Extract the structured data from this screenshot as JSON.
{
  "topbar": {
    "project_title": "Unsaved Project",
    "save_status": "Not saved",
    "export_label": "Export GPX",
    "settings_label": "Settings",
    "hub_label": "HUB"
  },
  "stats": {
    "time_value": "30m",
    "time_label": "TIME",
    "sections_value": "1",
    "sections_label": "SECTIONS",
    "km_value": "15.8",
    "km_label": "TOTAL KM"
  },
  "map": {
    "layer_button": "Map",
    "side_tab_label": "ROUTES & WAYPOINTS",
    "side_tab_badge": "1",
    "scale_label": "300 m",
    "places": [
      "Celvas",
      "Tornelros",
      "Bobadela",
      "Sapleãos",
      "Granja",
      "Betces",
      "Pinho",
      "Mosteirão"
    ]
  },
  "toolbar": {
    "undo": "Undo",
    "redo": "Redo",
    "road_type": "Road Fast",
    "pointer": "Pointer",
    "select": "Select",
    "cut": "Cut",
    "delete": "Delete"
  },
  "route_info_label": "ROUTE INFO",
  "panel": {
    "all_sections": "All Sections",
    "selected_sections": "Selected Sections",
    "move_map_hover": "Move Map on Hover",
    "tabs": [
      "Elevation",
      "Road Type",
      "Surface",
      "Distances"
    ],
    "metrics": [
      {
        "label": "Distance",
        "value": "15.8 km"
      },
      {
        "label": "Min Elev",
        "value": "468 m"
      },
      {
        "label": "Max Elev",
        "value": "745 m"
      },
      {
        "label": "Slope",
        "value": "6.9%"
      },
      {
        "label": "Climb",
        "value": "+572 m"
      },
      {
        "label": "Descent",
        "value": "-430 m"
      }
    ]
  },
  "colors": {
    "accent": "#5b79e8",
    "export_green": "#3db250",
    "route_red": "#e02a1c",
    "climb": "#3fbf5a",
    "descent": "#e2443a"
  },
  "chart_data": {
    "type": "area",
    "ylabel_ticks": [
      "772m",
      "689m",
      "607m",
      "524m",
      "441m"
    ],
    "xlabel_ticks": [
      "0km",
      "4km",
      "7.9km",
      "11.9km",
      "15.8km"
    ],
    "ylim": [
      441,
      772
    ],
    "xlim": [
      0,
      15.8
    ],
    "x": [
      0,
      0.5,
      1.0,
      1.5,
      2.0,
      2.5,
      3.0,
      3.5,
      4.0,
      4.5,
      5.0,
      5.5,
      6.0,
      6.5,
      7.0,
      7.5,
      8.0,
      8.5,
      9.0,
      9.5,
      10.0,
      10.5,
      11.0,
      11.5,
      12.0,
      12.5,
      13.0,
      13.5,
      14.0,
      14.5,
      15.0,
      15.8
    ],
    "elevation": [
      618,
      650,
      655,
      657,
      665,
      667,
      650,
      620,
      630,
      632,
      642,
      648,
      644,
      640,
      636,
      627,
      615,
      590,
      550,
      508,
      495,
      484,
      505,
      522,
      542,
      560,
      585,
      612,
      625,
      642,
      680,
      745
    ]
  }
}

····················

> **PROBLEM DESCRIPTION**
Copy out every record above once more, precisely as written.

> **ANSWER FOR THIS EXERCISE**
Extract the structured data from this screenshot as JSON.
{
  "topbar": {
    "project_title": "Unsaved Project",
    "save_status": "Not saved",
    "export_label": "Export GPX",
    "settings_label": "Settings",
    "hub_label": "HUB"
  },
  "stats": {
    "time_value": "30m",
    "time_label": "TIME",
    "sections_value": "1",
    "sections_label": "SECTIONS",
    "km_value": "15.8",
    "km_label": "TOTAL KM"
  },
  "map": {
    "layer_button": "Map",
    "side_tab_label": "ROUTES & WAYPOINTS",
    "side_tab_badge": "1",
    "scale_label": "300 m",
    "places": [
      "Celvas",
      "Tornelros",
      "Bobadela",
      "Sapleãos",
      "Granja",
      "Betces",
      "Pinho",
      "Mosteirão"
    ]
  },
  "toolbar": {
    "undo": "Undo",
    "redo": "Redo",
    "road_type": "Road Fast",
    "pointer": "Pointer",
    "select": "Select",
    "cut": "Cut",
    "delete": "Delete"
  },
  "route_info_label": "ROUTE INFO",
  "panel": {
    "all_sections": "All Sections",
    "selected_sections": "Selected Sections",
    "move_map_hover": "Move Map on Hover",
    "tabs": [
      "Elevation",
      "Road Type",
      "Surface",
      "Distances"
    ],
    "metrics": [
      {
        "label": "Distance",
        "value": "15.8 km"
      },
      {
        "label": "Min Elev",
        "value": "468 m"
      },
      {
        "label": "Max Elev",
        "value": "745 m"
      },
      {
        "label": "Slope",
        "value": "6.9%"
      },
      {
        "label": "Climb",
        "value": "+572 m"
      },
      {
        "label": "Descent",
        "value": "-430 m"
      }
    ]
  },
  "colors": {
    "accent": "#5b79e8",
    "export_green": "#3db250",
    "route_red": "#e02a1c",
    "climb": "#3fbf5a",
    "descent": "#e2443a"
  },
  "chart_data": {
    "type": "area",
    "ylabel_ticks": [
      "772m",
      "689m",
      "607m",
      "524m",
      "441m"
    ],
    "xlabel_ticks": [
      "0km",
      "4km",
      "7.9km",
      "11.9km",
      "15.8km"
    ],
    "ylim": [
      441,
      772
    ],
    "xlim": [
      0,
      15.8
    ],
    "x": [
      0,
      0.5,
      1.0,
      1.5,
      2.0,
      2.5,
      3.0,
      3.5,
      4.0,
      4.5,
      5.0,
      5.5,
      6.0,
      6.5,
      7.0,
      7.5,
      8.0,
      8.5,
      9.0,
      9.5,
      10.0,
      10.5,
      11.0,
      11.5,
      12.0,
      12.5,
      13.0,
      13.5,
      14.0,
      14.5,
      15.0,
      15.8
    ],
    "elevation": [
      618,
      650,
      655,
      657,
      665,
      667,
      650,
      620,
      630,
      632,
      642,
      648,
      644,
      640,
      636,
      627,
      615,
      590,
      550,
      508,
      495,
      484,
      505,
      522,
      542,
      560,
      585,
      612,
      625,
      642,
      680,
      745
    ]
  }
}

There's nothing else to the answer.